Latest Primate Stories
New research published in Biomed Central's open access journal BMC Evolutionary Biology used Campbell's monkeys to look in detail at the nature versus nurture question and showed that non-human primate 'language', like humans, is learnt.
People and giant snakes not only target each other for food – they also compete for the same prey.
New research examining how endangered Indonesian orangutans – considered a close relative to humans -- survive during times of extreme food scarcity might help scientists better understand eating disorders and obesity in humans.
A recent study shows that, over the last two decades, areas with the greatest decrease in African great ape populations are those with no active protection from poaching by forest guards.
A new study by Iowa State University anthropology professor Jill Pruetz now reports that chimpanzees from her Fongoli research site in Senegal frequently share food and hunting tools with other chimps.
Ravens use their beaks and wings to point and hold up objects in order to attract attention, much like humans use our hands to make gestures, according to a new study by German and Austrian experts.
If you are a male northern muriqui monkey, mom's presence may be your best bet to find and successfully mate with just the right girl at the right time.
The South China Center for Innovative Pharmaceuticals, Sun Yat-Sen University, and BGI, the world's largest genomic organization, announced that they were among the research organizations from China, US and UK comprising an international research group that completed the genome sequence and comparison of two non-human primate animal models - Chinese rhesus macaque and cynomolgus.
From hot pink to traditional French and Lady Gagaâ€™s sophisticated designs, manicured nails have become the grammar of fashion.

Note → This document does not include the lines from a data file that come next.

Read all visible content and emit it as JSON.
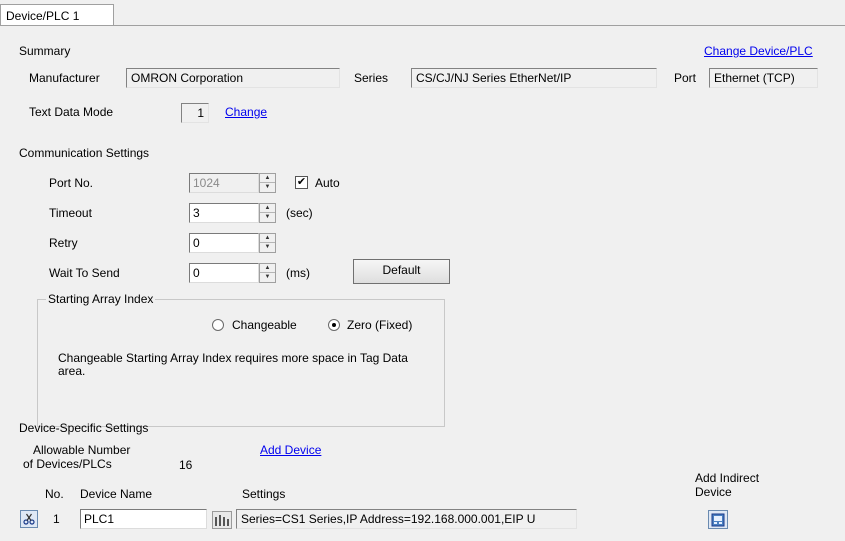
{
  "tab": {
    "label": "Device/PLC 1"
  },
  "summary": {
    "title": "Summary",
    "change_device_link": "Change Device/PLC",
    "manufacturer_label": "Manufacturer",
    "manufacturer_value": "OMRON Corporation",
    "series_label": "Series",
    "series_value": "CS/CJ/NJ Series EtherNet/IP",
    "port_label": "Port",
    "port_value": "Ethernet (TCP)",
    "text_mode_label": "Text Data Mode",
    "text_mode_value": "1",
    "change_link": "Change"
  },
  "comm": {
    "title": "Communication Settings",
    "port_label": "Port No.",
    "port_value": "1024",
    "auto_label": "Auto",
    "auto_checked": true,
    "timeout_label": "Timeout",
    "timeout_value": "3",
    "timeout_unit": "(sec)",
    "retry_label": "Retry",
    "retry_value": "0",
    "wait_label": "Wait To Send",
    "wait_value": "0",
    "wait_unit": "(ms)",
    "default_button": "Default",
    "array_group_title": "Starting Array Index",
    "changeable_label": "Changeable",
    "zero_label": "Zero (Fixed)",
    "selected_index": "Zero (Fixed)",
    "array_note": "Changeable Starting Array Index requires more space in Tag Data area."
  },
  "device": {
    "title": "Device-Specific Settings",
    "allowable_label_1": "Allowable Number",
    "allowable_label_2": "of Devices/PLCs",
    "allowable_value": "16",
    "add_device_link": "Add Device",
    "col_no": "No.",
    "col_name": "Device Name",
    "col_settings": "Settings",
    "col_indirect_1": "Add Indirect",
    "col_indirect_2": "Device",
    "rows": [
      {
        "no": "1",
        "name": "PLC1",
        "settings": "Series=CS1 Series,IP Address=192.168.000.001,EIP U"
      }
    ]
  },
  "icons": {
    "delete_row": "scissors-icon",
    "settings_button": "settings-grid-icon",
    "add_indirect": "add-indirect-device-icon"
  }
}
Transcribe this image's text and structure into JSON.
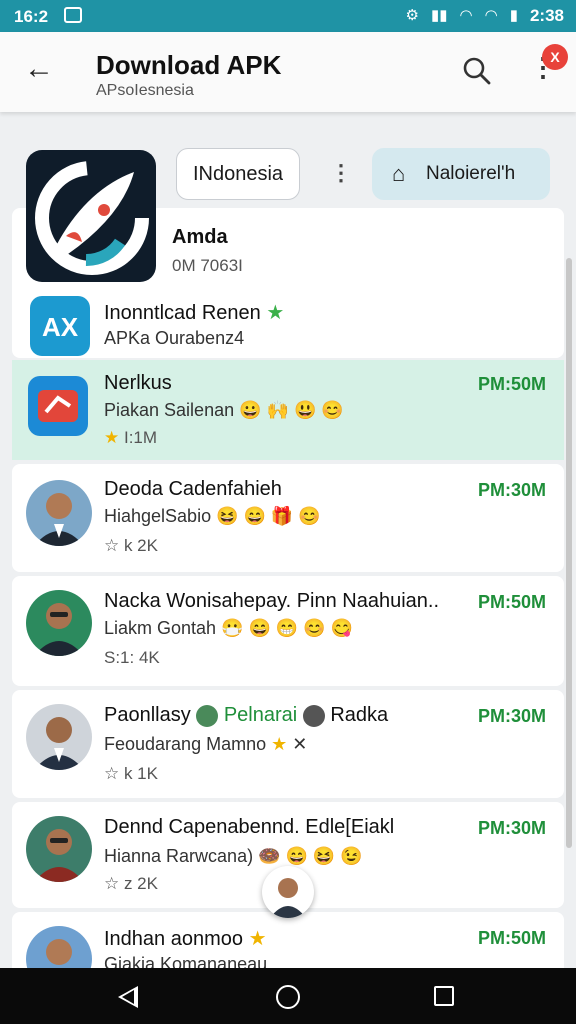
{
  "status_bar": {
    "time_left": "16:2",
    "time_right": "2:38"
  },
  "app_bar": {
    "title": "Download APK",
    "subtitle": "APsoIesnesia",
    "notification_count": "X"
  },
  "header": {
    "chip_label": "INdonesia",
    "action_label": "Naloierel'h"
  },
  "pinned": {
    "name": "Amda",
    "meta": "0M 7063I"
  },
  "rows": [
    {
      "name": "Inonntlcad Renen",
      "msg": "APKa Ourabenz4",
      "meta": "",
      "time": "",
      "kind": "app-blue"
    },
    {
      "name": "Nerlkus",
      "msg": "Piakan Sailenan",
      "meta": "I:1M",
      "time": "PM:50M",
      "kind": "app-red"
    },
    {
      "name": "Deoda Cadenfahieh",
      "msg": "HiahgelSabio",
      "meta": "☆ k 2K",
      "time": "PM:30M",
      "kind": "person"
    },
    {
      "name": "Nacka Wonisahepay. Pinn Naahuian..",
      "msg": "Liakm Gontah",
      "meta": "S:1: 4K",
      "time": "PM:50M",
      "kind": "person"
    },
    {
      "name": "Paonllasy",
      "name2": "Pelnarai",
      "name3": "Radka",
      "msg": "Feoudarang Mamno",
      "meta": "☆ k 1K",
      "time": "PM:30M",
      "kind": "person"
    },
    {
      "name": "Dennd Capenabennd. Edle[Eiakl",
      "msg": "Hianna Rarwcana)",
      "meta": "☆ z 2K",
      "time": "PM:30M",
      "kind": "person"
    },
    {
      "name": "Indhan aonmoo",
      "msg": "Giakia Komananeau",
      "meta": "",
      "time": "PM:50M",
      "kind": "person"
    }
  ],
  "colors": {
    "accent": "#1f93a5",
    "time_green": "#1f8f3a",
    "highlight": "#d6f1e6"
  }
}
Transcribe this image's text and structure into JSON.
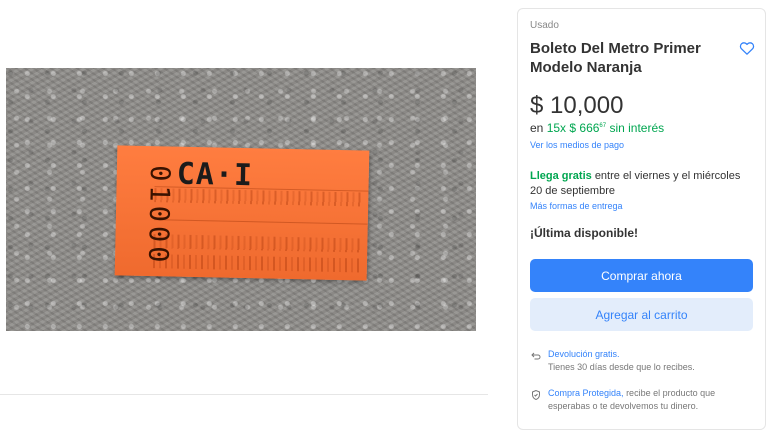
{
  "product": {
    "condition": "Usado",
    "title": "Boleto Del Metro Primer Modelo Naranja",
    "price": "$ 10,000",
    "installments": {
      "prefix": "en",
      "link": "15x $ 666",
      "cents": "67",
      "suffix": "sin interés"
    },
    "payment_link": "Ver los medios de pago",
    "shipping": {
      "free_label": "Llega gratis",
      "rest": "entre el viernes y el miércoles 20 de septiembre",
      "more_link": "Más formas de entrega"
    },
    "stock": "¡Última disponible!",
    "buy_button": "Comprar ahora",
    "cart_button": "Agregar al carrito",
    "return_policy": {
      "link": "Devolución gratis.",
      "text": "Tienes 30 días desde que lo recibes."
    },
    "protected_purchase": {
      "link": "Compra Protegida,",
      "text": "recibe el producto que esperabas o te devolvemos tu dinero."
    }
  },
  "photo": {
    "ticket_code": "CA·I",
    "ticket_serial": "01000"
  },
  "colors": {
    "accent_blue": "#3483fa",
    "success_green": "#00a650",
    "ticket_orange": "#f46f32"
  },
  "icons": {
    "favorite": "heart-icon",
    "returns": "return-icon",
    "protected": "shield-check-icon"
  }
}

With the aim of better protecting endangered species, game wardens are studying the behavior of surviving great apes in the wild.
Brown Spider Monkeys have long and thin limbs with their forelimbs being longer than their hind limbs. They also have a distinctive 75 centimeter long flexible and thin prehensile tail which at times acts like a fifth limb. The tip is hairless with ridged skin for better grip. All of these features of their body make it possible for them to climb trees and high elevations, hang and swing from one tree to another without having to lower themselves to the ground frequently. Their hands are...
The Northern Muriqui (Brachyteles hypoxanthus) is an endangered muriqui, meaning woolly spider monkey, species that is endemic to Brazil. It is rare among primates in that it shows egaliterian social relationships. It can be found in the Atlantic forest region of the Brazilian states of Espirito Santo, Minas Gerais, Bahia, and Rio de Janeiro. Muriquis are the biggest species of New World monkeys. The northern muriqui can grow up to 4.3 feet tall. This species feeds mostly on leaves and twigs,...
The Sunda slow loris (Nycticebus coucang), also known as the greater slow loris, is a primate that can be found in Singapore, western areas of Malaysia, southern areas of Thailand, and Indonesia. This species prefers to reside in tropical rainforests but can be found in other habitats. It was first discovered in 1770 by Dutchman Arnout Vosmaer, who described it as a sloth, and was later classified with all other known lorises as a single species. Today, the Sunda slow loris is one of nine...
Gray langurs, also known as Hanuman langurs, are members of the Semnopithecus genus, which contains seven species of Old World monkeys. Members of this genus can be found in a large range on the Indian subcontinent, preferring to reside in forested areas or semi-wooded areas at low or moderate elevations, although some species can be found as high as 13,000 feet above sea level. Until 2001, Semnopithecus entellus was the only species classified within this genus. When it was separated into...
The Yellow-Tailed Woolly Monkey (Oreonax flavicauda) is a New World monkey that is native to Peru. It is a rare primate species that is found only in the Peruvian Andes, in the departments of Amaxonas and San Martin, along with the bordering areas of La Libertad, Huanuco, and Loreto. This woolly monkey was, at first, under the Lagothrix genera with other woolly monkeys, but because of debatable primary sources, they have been placed under the Oreonax genera. This genus has been suggested to...
- To swell, as grain or wood with water.